Quantifying changes in soil health over time: Soil organic carbon and nitrogen storage due to long-term tillage system, crop rotation, cover crop and nitrogen fertilization
Principal Investigator: Laura Van Eerd and David Hooker
Research Institution: University of Guelph (U of G)
Timeline: September 2018 – August 2022
- Using the long-term experiment at Ridgetown, which was initiated in 1995 and is applicable to humid-temperate climates, the objectives are to:
- Assess the differences in soil health (soil organic carbon and total nitrogen) among crop rotations (Corn-Corn (C-C), Corn-Soy (C-S), Soy-Winter Wheat (S-W), Corn-Soy-Winter Wheat (C-S-W), Soy-Winter Wheat/Red Clover (S-Wrc), Corn-Soy-Winter Wheat/Red Clover (C-S-Wrc)), tillage systems (zone-tillage vs. conventional fall plow with spring secondary tillage), and nitrogen fertility treatments (starter vs. starter + 150 lb N/ac).
- Determine the influence of time on soil organic carbon and total nitrogen accumulation by identifying sequestration rates and the change in storage from the last assessment (2006) to 2019.
- Quantify the role of red clover cover crop and nitrogen fertilizer in crop rotation on soil organic carbon and total nitrogen storage and sequestration rates as influenced by tillage.
- Characterize the relationship of soil health (soil organic carbon and total nitrogen) with crop yield and variability in yield among years (i.e., resiliency).
- There are very few long-term trials that evaluate so many factors comparing tillage systems, crop rotation, cover crops, and nitrogen fertilizer input on soil and crop attributes. This represents a powerful opportunity to compare the impact of Ontario relevant production systems on soil health. A significant gap in the scientific literature and knowledge is the impact of red clover cover crop and nitrogen fertilizer on soil health.
- Most farmers know that winter wheat and red clover can improve soil health, lower fertilizer nitrogen inputs for corn, and increase crop yield stability (lower effects of drought/flooding), but research is needed to quantify how fast these improvements can be made. By comparing differences in soil health (soil organic carbon and total nitrogen) over 13 years and relating it to crop yield, we can answer this question and incentivise changes that could facilitate Ontario grain farmers to make informed management decisions.
- If carbon trading (or taxing) policy moves forward, it is imperative that accurate Ontario soil carbon storage and sequestration rate data are available from as many different and relevant production systems. Ideally, this will help to ensure that knowledge is available so that farmers can be adequately compensated for carbon sequestration.

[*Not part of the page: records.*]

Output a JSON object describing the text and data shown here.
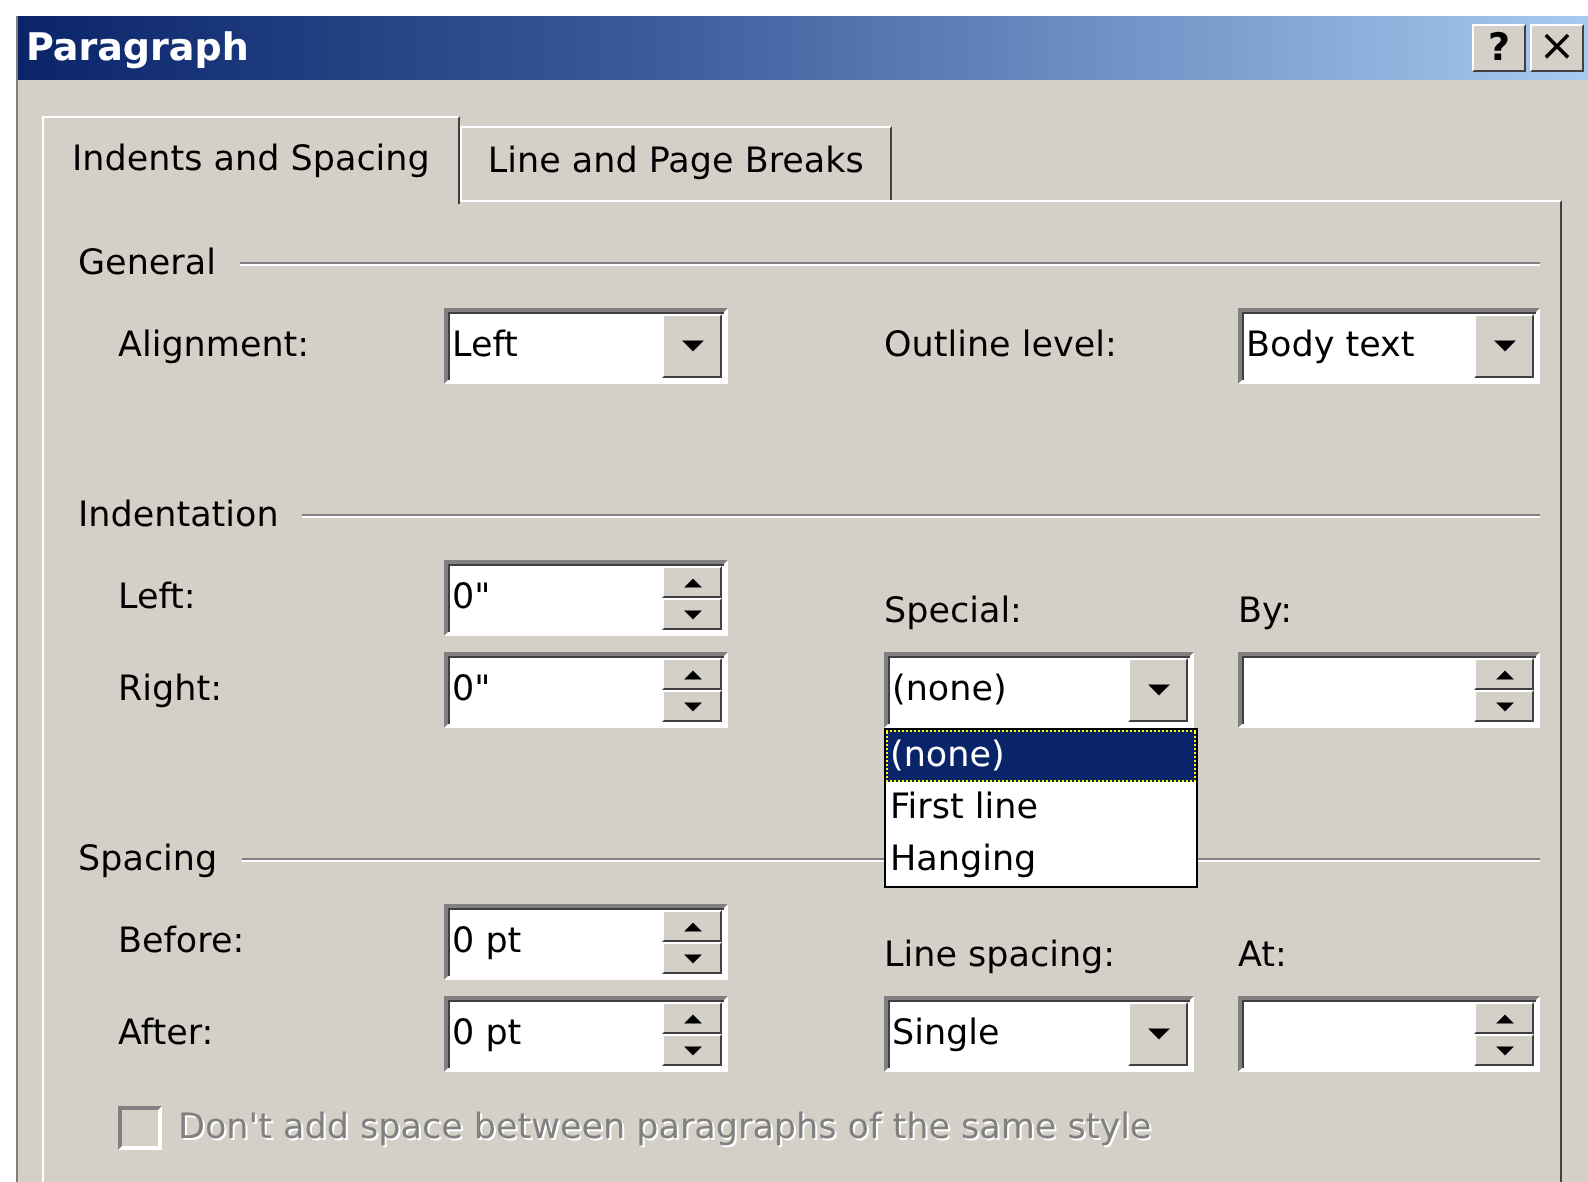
{
  "window": {
    "title": "Paragraph",
    "controls": [
      {
        "kind": "help",
        "label": "?"
      },
      {
        "kind": "close",
        "label": "×"
      }
    ]
  },
  "tabs": [
    {
      "label": "Indents and Spacing",
      "selected": true
    },
    {
      "label": "Line and Page Breaks",
      "selected": false
    }
  ],
  "groups": [
    {
      "title": "General",
      "left": [
        {
          "label": "Alignment:",
          "kind": "combo",
          "value": "Left"
        }
      ],
      "right": [
        {
          "label": "Outline level:",
          "kind": "combo",
          "value": "Body text",
          "label_above": false
        }
      ]
    },
    {
      "title": "Indentation",
      "left": [
        {
          "label": "Left:",
          "kind": "spin",
          "value": "0\""
        },
        {
          "label": "Right:",
          "kind": "spin",
          "value": "0\""
        }
      ],
      "right": [
        {
          "label": "Special:",
          "kind": "combo",
          "value": "(none)",
          "label_above": true,
          "open": true,
          "options": [
            {
              "label": "(none)",
              "selected": true
            },
            {
              "label": "First line",
              "selected": false
            },
            {
              "label": "Hanging",
              "selected": false
            }
          ]
        },
        {
          "label": "By:",
          "kind": "spin",
          "label_above": true
        }
      ]
    },
    {
      "title": "Spacing",
      "left": [
        {
          "label": "Before:",
          "kind": "spin",
          "value": "0 pt"
        },
        {
          "label": "After:",
          "kind": "spin",
          "value": "0 pt"
        }
      ],
      "right": [
        {
          "label": "Line spacing:",
          "kind": "combo",
          "value": "Single",
          "label_above": true
        },
        {
          "label": "At:",
          "kind": "spin",
          "label_above": true
        }
      ]
    }
  ],
  "checkbox": {
    "label": "Don't add space between paragraphs of the same style",
    "checked": false,
    "disabled": true
  }
}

Maintaining crop productivity is critical to Ontario farmers for which healthy, resilient soil plays a key role. This is particularly true in extreme weather years where drought or excessive moisture conditions are exacerbated in poor, degraded soils. A crucial driver of soil health is organic matter and organic carbon. While winter wheat and red clover improvements on soil health and system resiliency have been well documented in Ontario, little is known on how quickly changes to soil health can be made and under which management systems. With Federal and Provincial government policies on carbon trading (or taxing), agriculture may benefit by considering carbon stored in soil. However, meaningful Ontario data are needed. The quantity of carbon stored and the rate of carbon storage under many current different production systems (i.e., different tillage systems crop rotations, cover crops and synthetic nitrogen fertilizer inputs) may allow for farmers to be compensated for carbon sequestration. Regardless of policy, having valid Ontario data is critical and the long-term tillage system and crop rotation trial at Ridgetown is well suited to provide this information.
At Ridgetown, different tillage systems (no-till vs. fall plow), crop rotations (corn, soybeans, wheat with/without red clover), and nitrogen fertility treatments to corn and winter wheat were established in 1995. Previous work has demonstrated that winter wheat increased soil health after 11 years of production. However, soil organic carbon and total nitrogen stocks (two important factors of soil health) have been measured only once (2006), which was prior to when management changes were made (increase fertilizer N rates, include treatment of frost-seeded red clover into wheat, and change from no-till to zone till). Our proposed research is timed to assess the impact of these improvements to the long-term trial and to compare changes from 2006 to 2019 by quantifying soil organic carbon and total nitrogen stores and sequestration rates from 2006-2019 at Ridgetown. The proposed research will identify the combination of Ontario agricultural practices (tillage, crop rotation, cover crops, nitrogen fertility) that (i) improve soil health, (ii) have the highest capacity for sequestering soil organic carbon and total nitrogen over-time, (iii) provide resiliency to the system by relating soil health with crop yield and variability between years.
External Funding Partners:
Ontario Ministry of Agriculture, Food, and Rural Affairs (OMAFRA) through the Ontario Agri-Food Innovation Alliance
Mitacs Elevate Program
This project was funded in part by the Ontario Agri-Food Innovation Alliance.